McIlvanney Prize 2022 Longlist Announced!
We are delighted to announce the longlist for the McIlvanney Prize 2022. In Bloody Scotland’s 10th Anniversary year, it seems very fitting that a clear longlist of ten books emerged after the prize readers scores were tallied. Six years ago, the Scottish Crime Book of the Year Award was renamed the McIlvanney Prize in memory of William McIlvanney. The Prize recognises excellence in Scottish crime writing, and includes a prize of £1,000 and nationwide promotion in Waterstones.
The longlisted titles are:
May God Forgive, Alan Parks (Canongate)
The Second Cut, Louise Welsh (Canongate)
A Rattle of Bones, Douglas Skelton (Polygon)
From the Ashes, Deborah Masson (Transworld)
A Matter of Time, Claire Askew (Hodder)
A Corruption of Blood, Ambrose Parry (Canongate)
The Heretic, Liam McIlvanney (Harpercollins)
Rizzio, Denise Mina (Polygon)
The Sound of Sirens, Ewan Gault (Leamington Books)
The Blood Tide, Neil Lancaster (Harpercollins)

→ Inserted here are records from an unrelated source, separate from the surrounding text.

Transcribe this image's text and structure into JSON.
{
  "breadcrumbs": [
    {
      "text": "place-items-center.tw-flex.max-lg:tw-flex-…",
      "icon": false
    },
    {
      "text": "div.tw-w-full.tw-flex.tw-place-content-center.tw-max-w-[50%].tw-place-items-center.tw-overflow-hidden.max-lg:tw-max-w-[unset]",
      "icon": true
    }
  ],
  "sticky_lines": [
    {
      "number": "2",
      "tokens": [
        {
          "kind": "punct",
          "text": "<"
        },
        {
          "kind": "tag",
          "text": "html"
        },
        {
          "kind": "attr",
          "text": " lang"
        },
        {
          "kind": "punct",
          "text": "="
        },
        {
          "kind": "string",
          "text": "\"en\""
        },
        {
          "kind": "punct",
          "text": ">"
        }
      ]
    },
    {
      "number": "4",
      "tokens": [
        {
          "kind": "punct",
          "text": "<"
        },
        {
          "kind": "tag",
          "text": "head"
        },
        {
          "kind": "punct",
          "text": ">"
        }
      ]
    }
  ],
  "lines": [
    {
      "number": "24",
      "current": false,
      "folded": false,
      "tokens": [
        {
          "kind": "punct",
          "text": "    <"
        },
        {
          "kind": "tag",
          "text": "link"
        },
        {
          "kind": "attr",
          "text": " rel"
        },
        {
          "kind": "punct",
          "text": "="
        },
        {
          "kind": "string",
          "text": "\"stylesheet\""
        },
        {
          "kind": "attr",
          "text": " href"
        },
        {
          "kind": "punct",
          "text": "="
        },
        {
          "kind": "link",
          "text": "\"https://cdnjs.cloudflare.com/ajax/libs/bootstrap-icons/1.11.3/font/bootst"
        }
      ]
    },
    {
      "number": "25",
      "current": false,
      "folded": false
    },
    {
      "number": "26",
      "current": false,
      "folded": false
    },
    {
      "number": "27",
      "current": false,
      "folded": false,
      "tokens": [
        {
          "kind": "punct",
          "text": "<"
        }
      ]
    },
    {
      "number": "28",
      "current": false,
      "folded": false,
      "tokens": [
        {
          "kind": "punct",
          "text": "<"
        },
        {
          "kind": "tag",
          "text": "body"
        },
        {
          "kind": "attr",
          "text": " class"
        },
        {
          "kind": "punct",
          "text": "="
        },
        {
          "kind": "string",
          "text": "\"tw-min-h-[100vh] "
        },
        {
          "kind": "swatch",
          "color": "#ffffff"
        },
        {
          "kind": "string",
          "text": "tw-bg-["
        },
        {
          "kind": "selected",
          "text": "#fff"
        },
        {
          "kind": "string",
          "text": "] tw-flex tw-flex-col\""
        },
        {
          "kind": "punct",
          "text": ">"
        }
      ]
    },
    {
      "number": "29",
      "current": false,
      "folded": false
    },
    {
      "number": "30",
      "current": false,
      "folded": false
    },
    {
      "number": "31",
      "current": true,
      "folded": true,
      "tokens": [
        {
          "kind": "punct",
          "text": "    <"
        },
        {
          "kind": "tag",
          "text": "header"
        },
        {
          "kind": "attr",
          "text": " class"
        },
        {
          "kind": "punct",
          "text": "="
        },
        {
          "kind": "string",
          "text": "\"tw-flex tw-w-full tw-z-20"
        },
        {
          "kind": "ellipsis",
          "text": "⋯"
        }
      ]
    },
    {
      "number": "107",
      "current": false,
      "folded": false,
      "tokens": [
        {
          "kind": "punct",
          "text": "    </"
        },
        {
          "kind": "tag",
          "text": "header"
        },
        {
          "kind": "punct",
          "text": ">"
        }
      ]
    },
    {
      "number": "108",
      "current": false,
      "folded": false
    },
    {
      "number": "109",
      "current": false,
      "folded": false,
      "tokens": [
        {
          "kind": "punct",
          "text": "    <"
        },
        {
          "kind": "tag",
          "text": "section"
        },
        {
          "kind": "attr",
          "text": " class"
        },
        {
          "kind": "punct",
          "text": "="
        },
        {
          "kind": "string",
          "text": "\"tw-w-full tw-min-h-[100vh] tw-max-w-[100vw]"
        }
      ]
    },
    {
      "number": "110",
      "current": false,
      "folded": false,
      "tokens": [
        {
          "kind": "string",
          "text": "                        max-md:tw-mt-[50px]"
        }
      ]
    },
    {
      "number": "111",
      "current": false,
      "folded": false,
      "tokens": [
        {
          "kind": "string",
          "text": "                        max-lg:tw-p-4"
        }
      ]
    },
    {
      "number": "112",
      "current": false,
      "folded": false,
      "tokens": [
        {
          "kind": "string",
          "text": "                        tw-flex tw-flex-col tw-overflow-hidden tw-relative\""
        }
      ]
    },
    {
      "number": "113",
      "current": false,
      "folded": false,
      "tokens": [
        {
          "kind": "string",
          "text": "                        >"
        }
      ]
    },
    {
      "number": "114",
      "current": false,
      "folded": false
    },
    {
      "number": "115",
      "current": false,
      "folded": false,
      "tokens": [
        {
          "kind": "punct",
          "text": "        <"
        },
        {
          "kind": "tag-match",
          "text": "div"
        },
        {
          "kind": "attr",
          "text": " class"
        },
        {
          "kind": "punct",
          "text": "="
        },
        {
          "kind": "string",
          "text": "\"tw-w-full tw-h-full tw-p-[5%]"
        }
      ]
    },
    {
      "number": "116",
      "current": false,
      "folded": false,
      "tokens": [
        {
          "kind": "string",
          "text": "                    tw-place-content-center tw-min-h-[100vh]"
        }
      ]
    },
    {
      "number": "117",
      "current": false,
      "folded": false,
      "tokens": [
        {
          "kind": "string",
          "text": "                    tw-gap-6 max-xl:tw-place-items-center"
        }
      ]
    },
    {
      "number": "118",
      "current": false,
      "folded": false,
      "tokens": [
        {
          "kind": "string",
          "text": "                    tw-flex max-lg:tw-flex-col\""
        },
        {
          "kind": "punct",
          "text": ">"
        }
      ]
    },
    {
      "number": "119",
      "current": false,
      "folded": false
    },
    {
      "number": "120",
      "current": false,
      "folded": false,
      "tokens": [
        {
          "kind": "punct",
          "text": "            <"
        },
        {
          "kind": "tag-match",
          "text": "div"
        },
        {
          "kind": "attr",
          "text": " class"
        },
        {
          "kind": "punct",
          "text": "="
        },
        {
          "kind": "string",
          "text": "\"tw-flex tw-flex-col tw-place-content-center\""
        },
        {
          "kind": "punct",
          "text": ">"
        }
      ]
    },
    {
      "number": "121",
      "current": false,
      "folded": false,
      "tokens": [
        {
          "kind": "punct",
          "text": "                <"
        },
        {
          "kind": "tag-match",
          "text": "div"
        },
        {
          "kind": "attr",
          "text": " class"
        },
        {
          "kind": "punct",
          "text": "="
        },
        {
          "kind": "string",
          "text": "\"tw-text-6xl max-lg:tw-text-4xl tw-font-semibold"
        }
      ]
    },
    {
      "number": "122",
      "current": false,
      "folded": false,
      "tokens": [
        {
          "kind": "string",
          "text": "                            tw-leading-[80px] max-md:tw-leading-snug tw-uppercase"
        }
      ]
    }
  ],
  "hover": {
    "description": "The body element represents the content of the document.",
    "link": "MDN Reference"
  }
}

The McIlvanney Prize will be judged by Ayo Onatade, winner of the CWA Red Herring Award and freelance crime fiction critic, Janice Forsyth, presenter of the Afternoon Show on BBC Radio Scotland and Ewan Wilson, crime fiction buyer from Waterstones Glasgow. The Glencairn Glass, the world’s favourite whisky glass, is again sponsoring both The McIlvanney Prize and The Bloody Scotland Debut Crime Novel of the Year for 2022.
Finalists for the McIlvanney Prize will be revealed at the beginning of September. The winner will be revealed in Stirling on Thursday 15 September.
The McIlvanney Prize recognises excellence in Scottish crime writing, includes a prize of £1000 and nationwide promotion in Waterstones. Previous winners are Craig Russell with Hyde in 2021, Francine Toon with Pine in 2020, Manda Scott with A Treachery of Spies in 2019 (who chose to share her prize with all the finalists), Liam McIlvanney with The Quaker in 2018, Denise Mina with The Long Drop 2017, Chris Brookmyre with Black Widow 2016, Craig Russell with The Ghosts of Altona in 2015, Peter May with Entry Island in 2014, Malcolm Mackay with How A Gunman Says Goodbye in 2013 and Charles Cumming with A Foreign Country in 2012.
The initial longlisting is handled by over 100 crime fiction readers from all over Scotland including booksellers, bloggers, librarians and festival-goers and the longlist is then handed to the high-profile team of judges to decide on the eventual winner.